Developer’s Guide to Fuzz Testing

Fuzz testing continues to grow in popularity among developers in the open source community. Google’s Open Source Security (OSS) Team recently reported finding over 40,000 bugs in 650 open source projects through the use of fuzz testing. But if you have no idea what fuzz testing is (still) about, don’t worry. You have come to the right place.

What is the fuzz test?

Fuzz testing is a dynamic testing method for finding bugs and security issues in software. In a fuzz test, a program or function under test is executed with invalid, unexpected, or random inputs to discover unlikely or unexpected edge cases.

Value of fuzzing for DevSecOps

As we know, DevSecOps extends the approaches of DevOps and Agile by adding appropriate security testing methods to each phase of the software development lifecycle (SDLC), creating a dynamic and continuous testing process.

Part of this testing process can and should involve fuzzing to detect security and stability issues in all phases of the SDLC and enable developers to deliver software quickly and securely. For example, to prevent regressions from going live by running automated fuzz tests on every code change.

Especially in the automotive industry and complex embedded projects, where a lot of unreliable and complicated data is processed, fuzzing brings great benefits to DevSecOps. Indeed, developers can apply fuzzing similar to unit tests to automatically test their security-critical modules for possible vulnerabilities. But with fuzzing at the integration level, they can also cover all the complicated and dangerous edge cases that may arise in the interaction between different modules.

Benefits of fuzz testing

Fuzzing code generates thousands of automated test cases in a second, with the fuzzer receiving detailed information about code coverage and program states reached to simulate the interaction of different modules while executing source code. The fuzzer can adapt and disable its inputs based on runtime feedback in subsequent iterations to maximize code coverage. Some of the benefits are:

  1. (Almost) no false positives: If you find a crash, fuzzing provides you with the source of the error and the malicious entry causing the problem. So you can be sure that every discovery is a real vulnerability.
  2. Debug reproducible results: Modern fuzz testing tools will give you the input that caused the problem, including the source of the error. With this, you already have a lot of useful information to reproduce the bug and load it directly into the debugger.
  3. Find problems in forgotten edge cases: Since fuzzing runs a program with invalid or random input, it also uncovers unlikely and unexpected edge-case errors that otherwise would not have been revealed.

Who uses fuzz testing?

As cybersecurity regulations and standards continue to expand globally, more organizations are expanding their cybersecurity programs and running automated security tests before shipping software. Entire industries, especially those involving advanced quality and safety regulations, are setting standards for safety testing that recommend fuzz testing, including automotive, aviation, finance, healthcare, telecommunications and energy.

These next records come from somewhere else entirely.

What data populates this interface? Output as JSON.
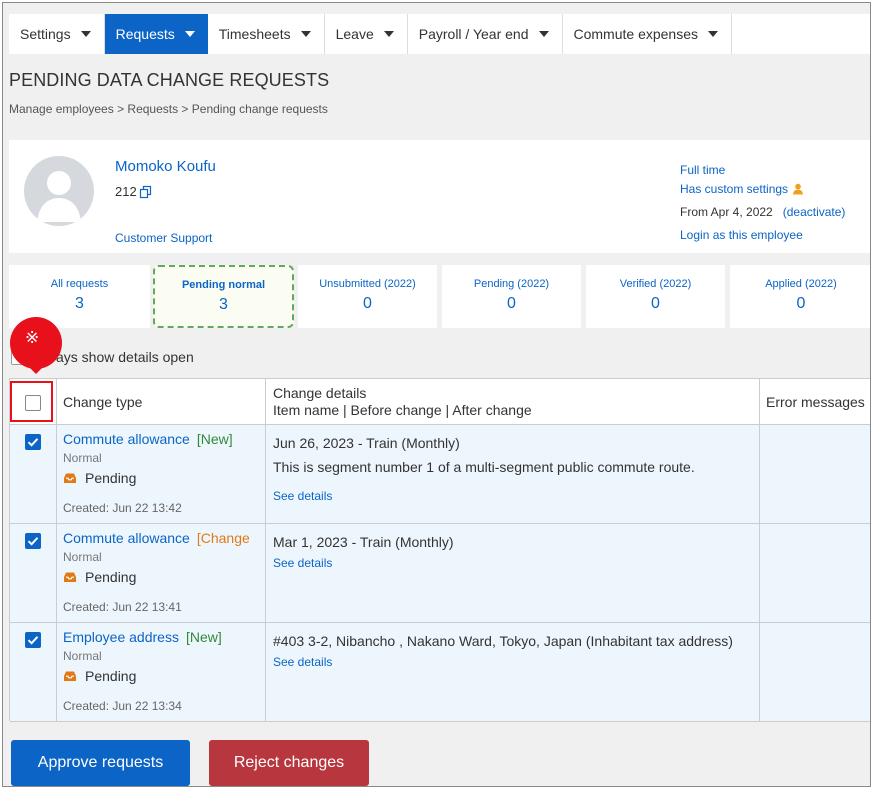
{
  "nav": {
    "items": [
      {
        "label": "Settings"
      },
      {
        "label": "Requests"
      },
      {
        "label": "Timesheets"
      },
      {
        "label": "Leave"
      },
      {
        "label": "Payroll / Year end"
      },
      {
        "label": "Commute expenses"
      }
    ],
    "active": "Requests"
  },
  "page": {
    "title": "PENDING DATA CHANGE REQUESTS",
    "breadcrumb": "Manage employees > Requests > Pending change requests"
  },
  "employee": {
    "name": "Momoko Koufu",
    "id": "212",
    "department": "Customer Support",
    "employment_type": "Full time",
    "custom_settings": "Has custom settings",
    "from_date": "From Apr 4, 2022",
    "deactivate": "(deactivate)",
    "login_as": "Login as this employee"
  },
  "tabs": [
    {
      "label": "All requests",
      "count": "3"
    },
    {
      "label": "Pending normal",
      "count": "3"
    },
    {
      "label": "Unsubmitted (2022)",
      "count": "0"
    },
    {
      "label": "Pending (2022)",
      "count": "0"
    },
    {
      "label": "Verified (2022)",
      "count": "0"
    },
    {
      "label": "Applied (2022)",
      "count": "0"
    }
  ],
  "always_show": "ays show details open",
  "marker_symbol": "※",
  "table": {
    "headers": {
      "change_type": "Change type",
      "change_details": "Change details",
      "change_details_sub": "Item name | Before change | After change",
      "error_messages": "Error messages"
    },
    "rows": [
      {
        "type": "Commute allowance",
        "tag": "[New]",
        "kind": "Normal",
        "status": "Pending",
        "created": "Created: Jun 22 13:42",
        "detail1": "Jun 26, 2023 - Train (Monthly)",
        "detail2": "This is segment number 1 of a multi-segment public commute route.",
        "see": "See details"
      },
      {
        "type": "Commute allowance",
        "tag": "[Change",
        "kind": "Normal",
        "status": "Pending",
        "created": "Created: Jun 22 13:41",
        "detail1": "Mar 1, 2023 - Train (Monthly)",
        "detail2": "",
        "see": "See details"
      },
      {
        "type": "Employee address",
        "tag": "[New]",
        "kind": "Normal",
        "status": "Pending",
        "created": "Created: Jun 22 13:34",
        "detail1": "#403 3-2, Nibancho , Nakano Ward, Tokyo, Japan (Inhabitant tax address)",
        "detail2": "",
        "see": "See details"
      }
    ]
  },
  "buttons": {
    "approve": "Approve requests",
    "reject": "Reject changes"
  },
  "colors": {
    "primary": "#0b64c6",
    "reject": "#b8373e",
    "new_tag": "#2f8a3a",
    "change_tag": "#e07a16",
    "marker": "#e8101a",
    "row_bg": "#eef6fd"
  }
}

Digging deeper into the automotive industry, for example, various standards from the International Organization for Standardization (ISO) and other organizations now recommend fuzzing:

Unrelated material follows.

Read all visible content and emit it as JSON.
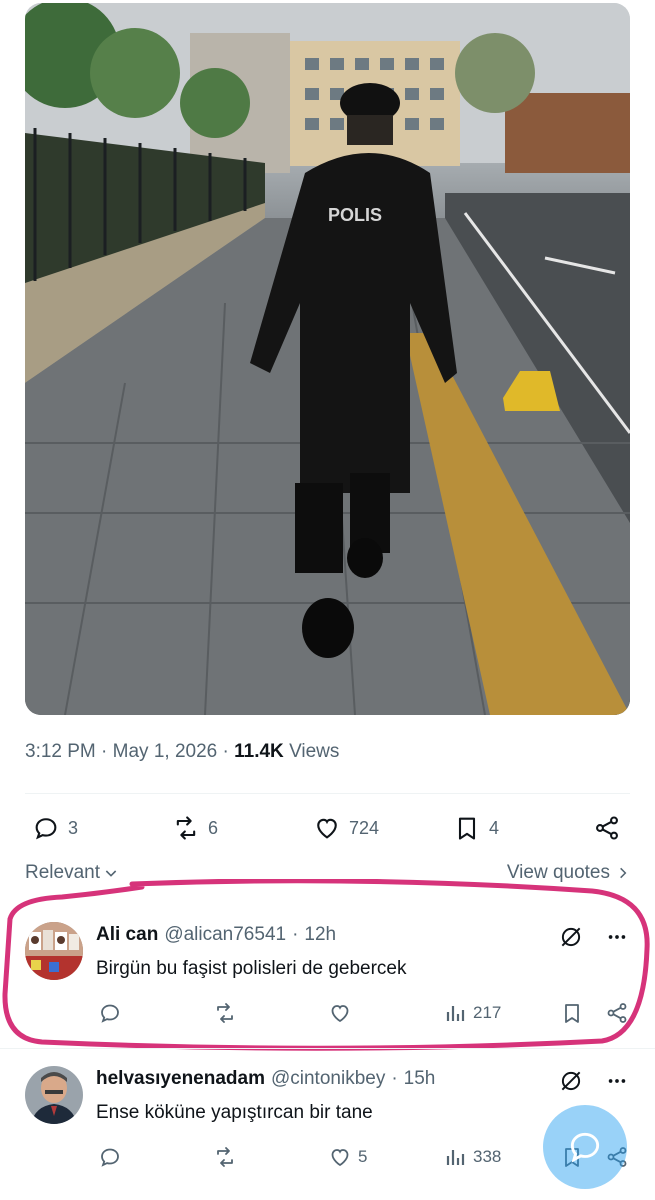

Best Practices

The most effective way to do security testing, including fuzzing, is to do continuously. This means integrating fuzzing directly into your CI/CD pipeline. This creates fast feedback cycles so developers can fix security vulnerabilities before code is released. Integrating fuzzing tools into code hosting systems like GitHub is also valuable. This allows communication and alerts to be shared across your DevOps team as soon as an issue is discovered, making it easier to fix vulnerabilities.

What bugs can I find?

Although the practice is still relatively new, fuzzing has already discovered thousands of bugs in different use cases. Types of bugs and vulnerabilities discovered include:

  • Remote Code Executions
  • Injections, which can be triggered by untrusted inputs
  • Memory leaks: incorrect memory allocation
  • Exposure of sensitive data: Accidental exposure of personal data
  • Functional bugs: entries not answered

and many other bugs, such as undefined behaviors, uncaught exceptions, and buffer overflow. Learn more.


You can try an open source fuzzer, like Jazzer (for Java tests) or the CI Fuzz CLI (for C/C++ testing). When you are comfortable with fuzzing and want to use this approach in more complex environments, enterprise solutions offer additional features such as API fuzzing, reporting, and CI/CD integration.

So take your chance and join the community of open source developers using fuzzing to quickly and securely ship their software.

Margie D. Carlisle